*What needs to be done*: Please report how many lines of the listing hold the word "Configuration". Add nothing to the number.
(Beginning of Input data)
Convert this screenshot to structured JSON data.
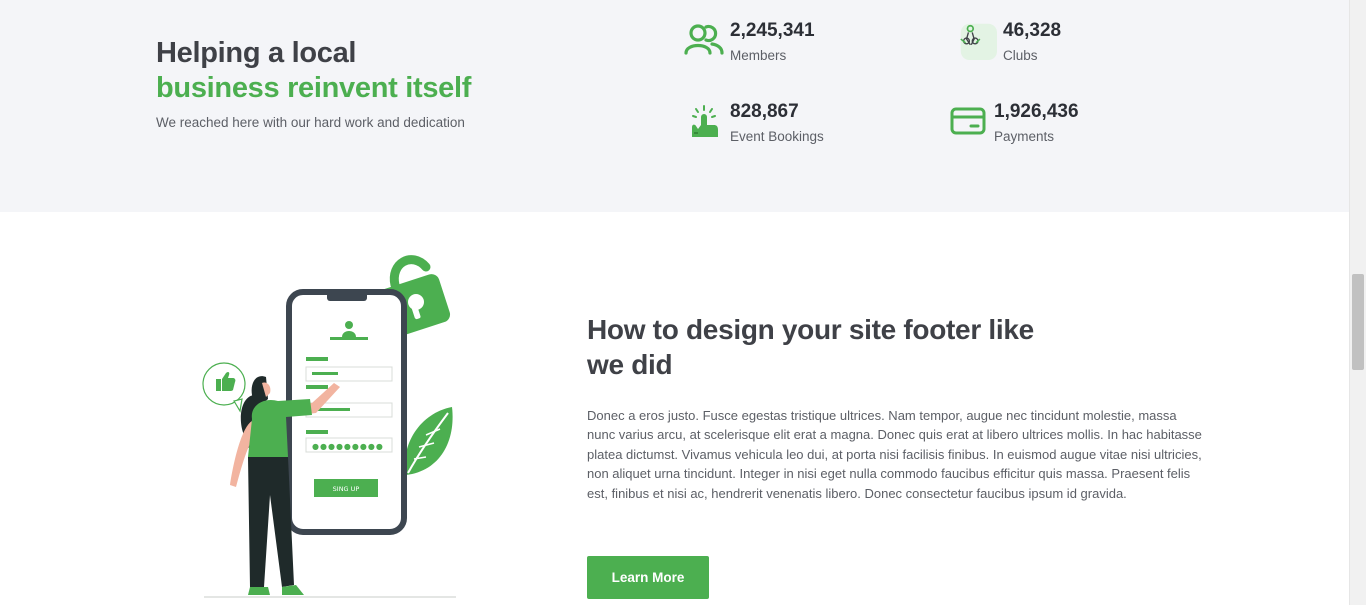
{
  "stats_section": {
    "heading_line1": "Helping a local",
    "heading_line2": "business reinvent itself",
    "subtitle": "We reached here with our hard work and dedication",
    "stats": [
      {
        "value": "2,245,341",
        "label": "Members",
        "icon": "members-icon"
      },
      {
        "value": "46,328",
        "label": "Clubs",
        "icon": "clubs-icon"
      },
      {
        "value": "828,867",
        "label": "Event Bookings",
        "icon": "event-bookings-icon"
      },
      {
        "value": "1,926,436",
        "label": "Payments",
        "icon": "payments-icon"
      }
    ]
  },
  "feature_section": {
    "title": "How to design your site footer like we did",
    "body": "Donec a eros justo. Fusce egestas tristique ultrices. Nam tempor, augue nec tincidunt molestie, massa nunc varius arcu, at scelerisque elit erat a magna. Donec quis erat at libero ultrices mollis. In hac habitasse platea dictumst. Vivamus vehicula leo dui, at porta nisi facilisis finibus. In euismod augue vitae nisi ultricies, non aliquet urna tincidunt. Integer in nisi eget nulla commodo faucibus efficitur quis massa. Praesent felis est, finibus et nisi ac, hendrerit venenatis libero. Donec consectetur faucibus ipsum id gravida.",
    "button_label": "Learn More",
    "illustration_button_text": "SING UP"
  },
  "colors": {
    "accent": "#4caf50",
    "heading": "#3f4147",
    "band_background": "#f4f5f8"
  }
}
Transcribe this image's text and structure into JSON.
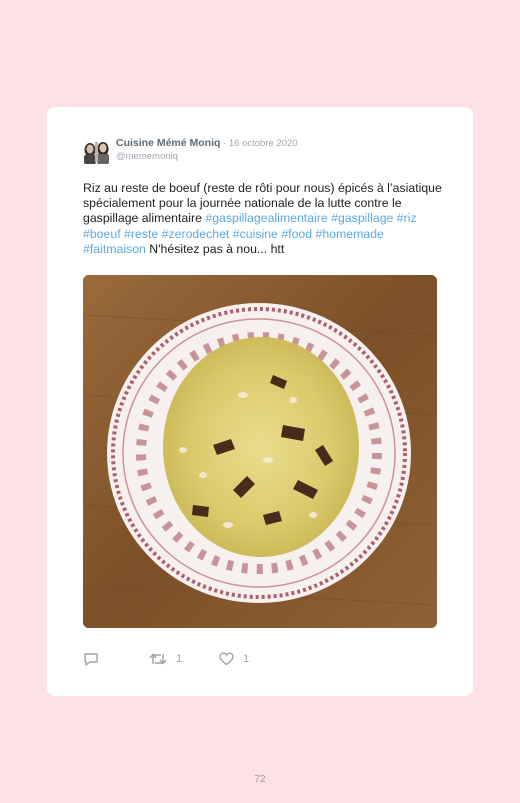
{
  "tweet": {
    "author_name": "Cuisine Mémé Moniq",
    "separator": " · ",
    "date": "16 octobre 2020",
    "handle": "@mememoniq",
    "text_segments": [
      {
        "text": "Riz au reste de boeuf (reste de rôti pour nous) épicés à l’asiatique spécialement pour la journée nationale de la lutte contre le gaspillage alimentaire ",
        "hashtag": false
      },
      {
        "text": "#gaspillagealimentaire",
        "hashtag": true
      },
      {
        "text": " ",
        "hashtag": false
      },
      {
        "text": "#gaspillage",
        "hashtag": true
      },
      {
        "text": " ",
        "hashtag": false
      },
      {
        "text": "#riz",
        "hashtag": true
      },
      {
        "text": " ",
        "hashtag": false
      },
      {
        "text": "#boeuf",
        "hashtag": true
      },
      {
        "text": " ",
        "hashtag": false
      },
      {
        "text": "#reste",
        "hashtag": true
      },
      {
        "text": " ",
        "hashtag": false
      },
      {
        "text": "#zerodechet",
        "hashtag": true
      },
      {
        "text": " ",
        "hashtag": false
      },
      {
        "text": "#cuisine",
        "hashtag": true
      },
      {
        "text": " ",
        "hashtag": false
      },
      {
        "text": "#food",
        "hashtag": true
      },
      {
        "text": " ",
        "hashtag": false
      },
      {
        "text": "#homemade",
        "hashtag": true
      },
      {
        "text": " ",
        "hashtag": false
      },
      {
        "text": "#faitmaison",
        "hashtag": true
      },
      {
        "text": " N'hésitez pas à nou... htt",
        "hashtag": false
      }
    ],
    "retweet_count": "1",
    "like_count": "1"
  },
  "icons": {
    "reply": "speech-bubble-icon",
    "retweet": "retweet-icon",
    "like": "heart-icon"
  },
  "colors": {
    "background": "#fde1e4",
    "hashtag": "#5aa9e6",
    "icon": "#9aa3ab"
  },
  "page_number": "72"
}
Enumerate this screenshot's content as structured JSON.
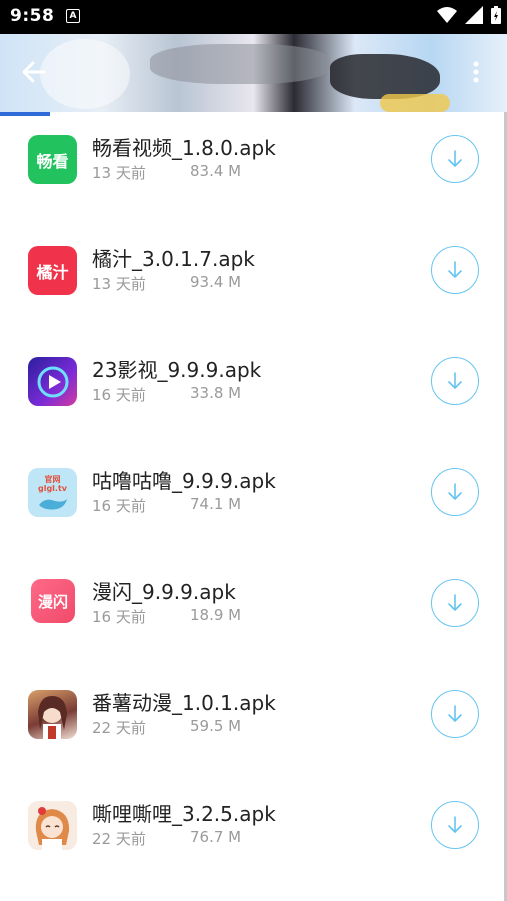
{
  "status_bar": {
    "time": "9:58",
    "notification_badge": "A",
    "icons": [
      "wifi-icon",
      "signal-icon",
      "battery-icon"
    ]
  },
  "header": {
    "back_icon": "arrow-back-icon",
    "more_icon": "more-vertical-icon"
  },
  "colors": {
    "accent_tab": "#2f6bd9",
    "download_ring": "#66c5f0"
  },
  "items": [
    {
      "name": "畅看视频_1.8.0.apk",
      "time": "13 天前",
      "size": "83.4 M",
      "icon_text": "畅看",
      "icon_color": "#22c35e",
      "download_icon": "download-arrow-icon"
    },
    {
      "name": "橘汁_3.0.1.7.apk",
      "time": "13 天前",
      "size": "93.4 M",
      "icon_text": "橘汁",
      "icon_color": "#f0334a",
      "download_icon": "download-arrow-icon"
    },
    {
      "name": "23影视_9.9.9.apk",
      "time": "16 天前",
      "size": "33.8 M",
      "icon_text": "",
      "icon_color": "#3b2bb8",
      "download_icon": "download-arrow-icon"
    },
    {
      "name": "咕噜咕噜_9.9.9.apk",
      "time": "16 天前",
      "size": "74.1 M",
      "icon_text": "官网\nglgl.tv",
      "icon_color": "#a9ddf2",
      "download_icon": "download-arrow-icon"
    },
    {
      "name": "漫闪_9.9.9.apk",
      "time": "16 天前",
      "size": "18.9 M",
      "icon_text": "漫闪",
      "icon_color": "#f25f7a",
      "download_icon": "download-arrow-icon"
    },
    {
      "name": "番薯动漫_1.0.1.apk",
      "time": "22 天前",
      "size": "59.5 M",
      "icon_text": "",
      "icon_color": "#c77a6b",
      "download_icon": "download-arrow-icon"
    },
    {
      "name": "嘶哩嘶哩_3.2.5.apk",
      "time": "22 天前",
      "size": "76.7 M",
      "icon_text": "",
      "icon_color": "#e8c6b2",
      "download_icon": "download-arrow-icon"
    }
  ]
}
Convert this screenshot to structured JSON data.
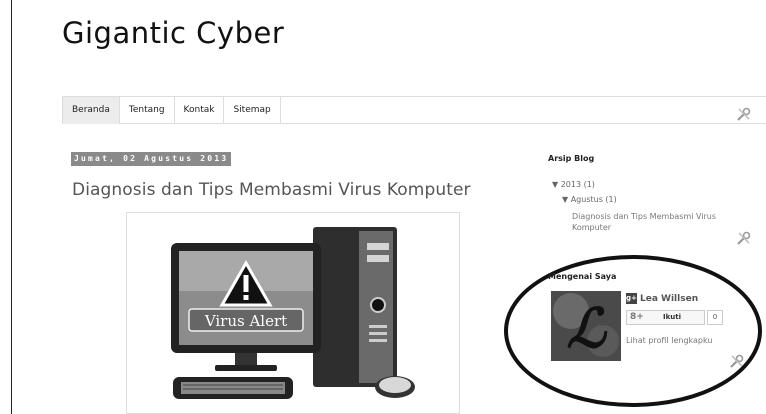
{
  "blog": {
    "title": "Gigantic Cyber"
  },
  "nav": {
    "tabs": [
      {
        "label": "Beranda",
        "active": true
      },
      {
        "label": "Tentang",
        "active": false
      },
      {
        "label": "Kontak",
        "active": false
      },
      {
        "label": "Sitemap",
        "active": false
      }
    ]
  },
  "post": {
    "date_header": "Jumat, 02 Agustus 2013",
    "title": "Diagnosis dan Tips Membasmi Virus Komputer",
    "image": {
      "alert_text": "Virus Alert"
    }
  },
  "sidebar": {
    "archive": {
      "title": "Arsip Blog",
      "year": "▼ 2013 (1)",
      "month": "▼ Agustus (1)",
      "post": "Diagnosis dan Tips Membasmi Virus Komputer"
    },
    "about": {
      "title": "Mengenai Saya",
      "name": "Lea Willsen",
      "follow_label": "Ikuti",
      "follow_count": "0",
      "profile_link": "Lihat profil lengkapku"
    }
  },
  "icons": {
    "edit": "wrench-screwdriver-icon",
    "gplus": "google-plus-icon",
    "warning": "warning-triangle-icon"
  },
  "colors": {
    "date_badge_bg": "#8a8a8a",
    "active_tab_bg": "#ececec",
    "ellipse_stroke": "#111111"
  }
}
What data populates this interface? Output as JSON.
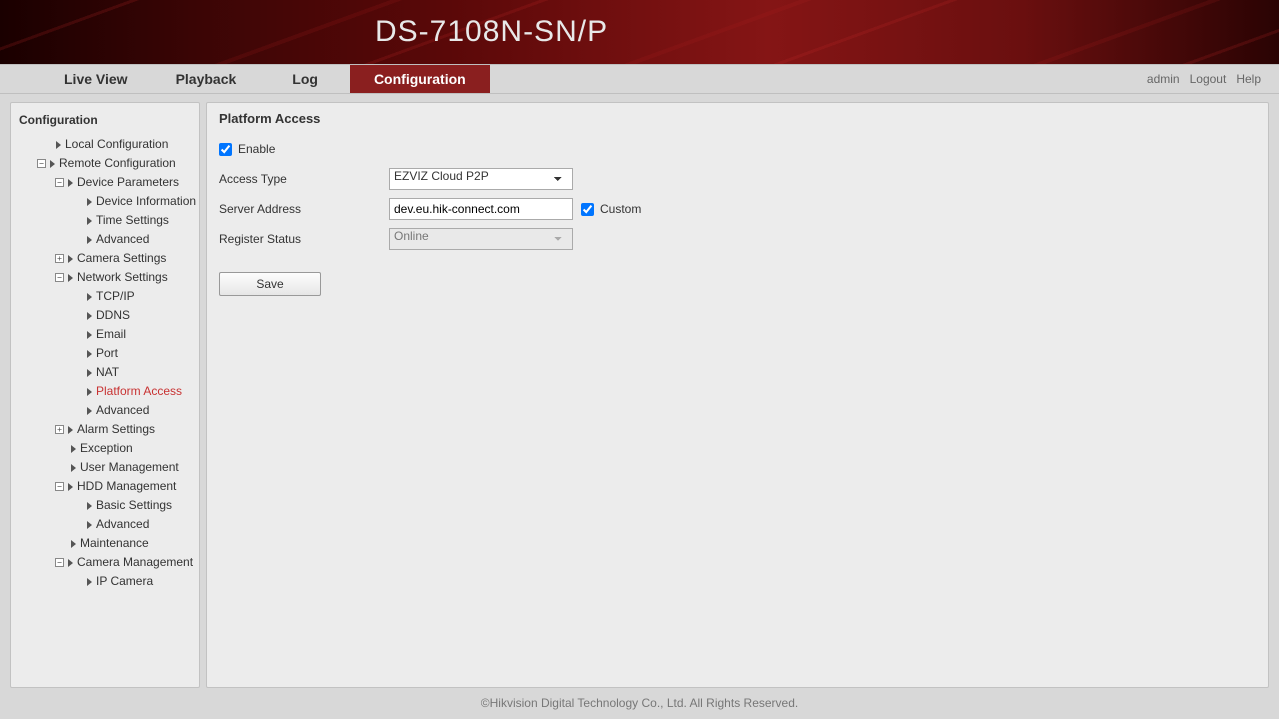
{
  "header": {
    "title": "DS-7108N-SN/P"
  },
  "nav": {
    "tabs": {
      "live": "Live View",
      "playback": "Playback",
      "log": "Log",
      "config": "Configuration"
    },
    "right": {
      "user": "admin",
      "logout": "Logout",
      "help": "Help"
    }
  },
  "sidebar": {
    "title": "Configuration",
    "local": "Local Configuration",
    "remote": "Remote Configuration",
    "devparams": "Device Parameters",
    "devinfo": "Device Information",
    "timeset": "Time Settings",
    "advanced1": "Advanced",
    "camset": "Camera Settings",
    "netset": "Network Settings",
    "tcpip": "TCP/IP",
    "ddns": "DDNS",
    "email": "Email",
    "port": "Port",
    "nat": "NAT",
    "platform": "Platform Access",
    "advanced2": "Advanced",
    "alarm": "Alarm Settings",
    "exception": "Exception",
    "usermgmt": "User Management",
    "hdd": "HDD Management",
    "basicset": "Basic Settings",
    "advanced3": "Advanced",
    "maint": "Maintenance",
    "cammgmt": "Camera Management",
    "ipcam": "IP Camera"
  },
  "content": {
    "title": "Platform Access",
    "enable": "Enable",
    "accessType": "Access Type",
    "accessTypeValue": "EZVIZ Cloud P2P",
    "serverAddr": "Server Address",
    "serverAddrValue": "dev.eu.hik-connect.com",
    "custom": "Custom",
    "regStatus": "Register Status",
    "regStatusValue": "Online",
    "save": "Save"
  },
  "footer": "©Hikvision Digital Technology Co., Ltd. All Rights Reserved."
}
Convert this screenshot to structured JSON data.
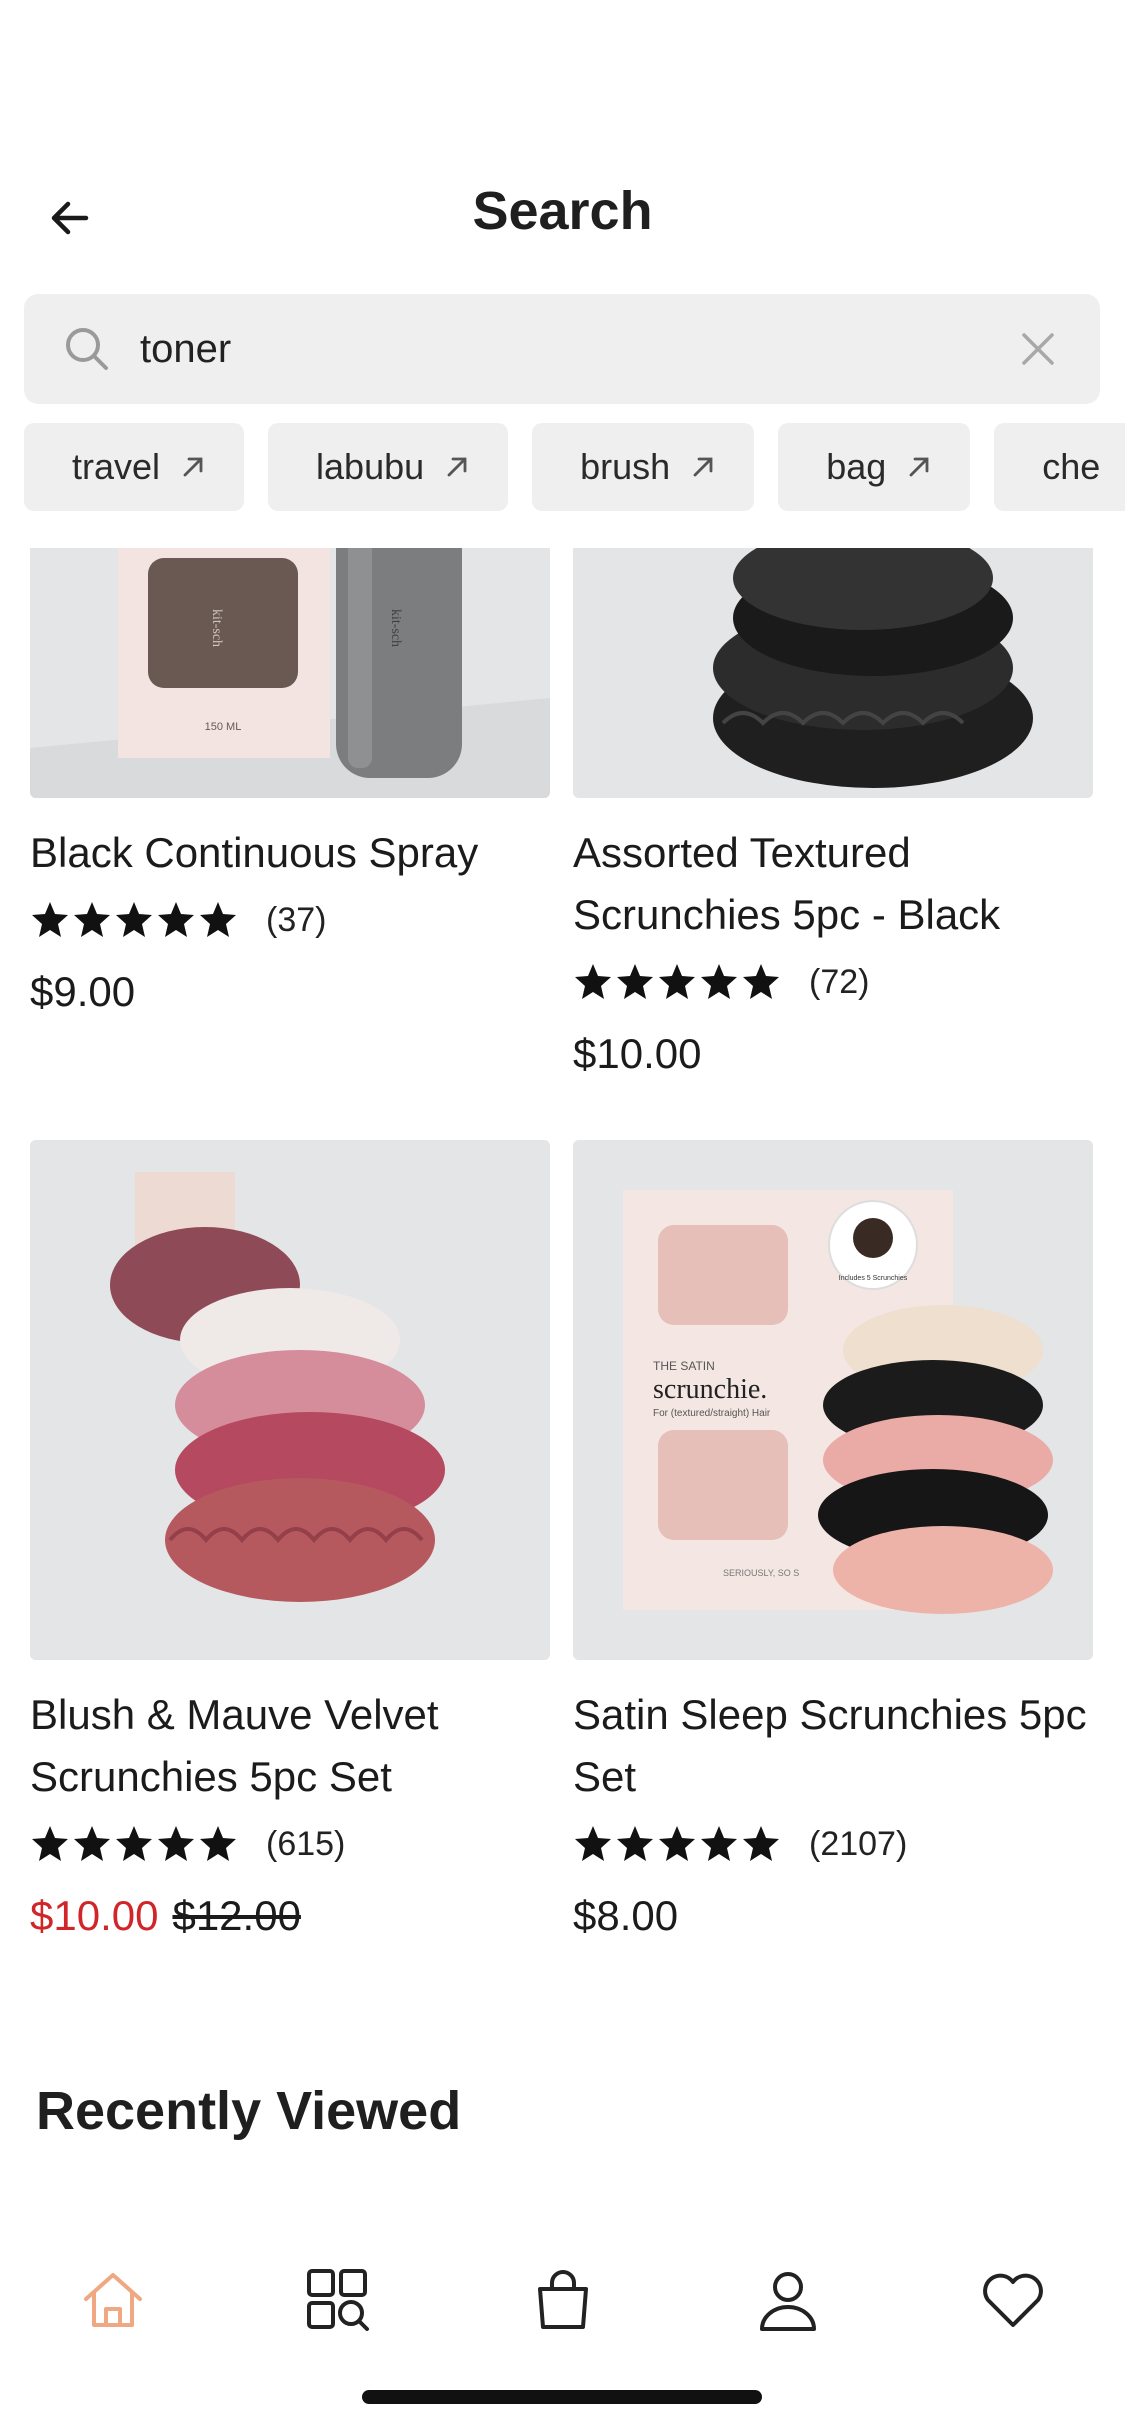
{
  "header": {
    "title": "Search"
  },
  "search": {
    "value": "toner",
    "placeholder": ""
  },
  "chips": [
    "travel",
    "labubu",
    "brush",
    "bag",
    "che"
  ],
  "products": [
    {
      "name": "Black Continuous Spray",
      "rating": 5,
      "reviews": "(37)",
      "price": "$9.00",
      "image": "black-spray-bottle-box"
    },
    {
      "name": "Assorted Textured Scrunchies 5pc - Black",
      "rating": 5,
      "reviews": "(72)",
      "price": "$10.00",
      "image": "black-scrunchies-stack"
    },
    {
      "name": "Blush & Mauve Velvet Scrunchies 5pc Set",
      "rating": 5,
      "reviews": "(615)",
      "sale_price": "$10.00",
      "original_price": "$12.00",
      "image": "velvet-scrunchies-stack"
    },
    {
      "name": "Satin Sleep Scrunchies 5pc Set",
      "rating": 5,
      "reviews": "(2107)",
      "price": "$8.00",
      "image": "satin-scrunchies-box",
      "box_text": {
        "line1": "THE SATIN",
        "line2": "scrunchie.",
        "line3": "For (textured/straight) Hair",
        "line4": "SERIOUSLY, SO S"
      },
      "sticker_text": "Includes 5 Scrunchies"
    }
  ],
  "spray_box": {
    "brand": "kit-sch",
    "volume": "150 ML"
  },
  "recently_viewed": {
    "title": "Recently Viewed"
  },
  "tabbar": {
    "items": [
      "home-icon",
      "browse-search-icon",
      "bag-icon",
      "account-icon",
      "heart-icon"
    ],
    "active": "home-icon"
  },
  "colors": {
    "sale": "#d0262a",
    "accent": "#f0a882",
    "surface": "#efefef",
    "image_bg": "#e5e6e8"
  }
}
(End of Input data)
*Answer to this task*: 4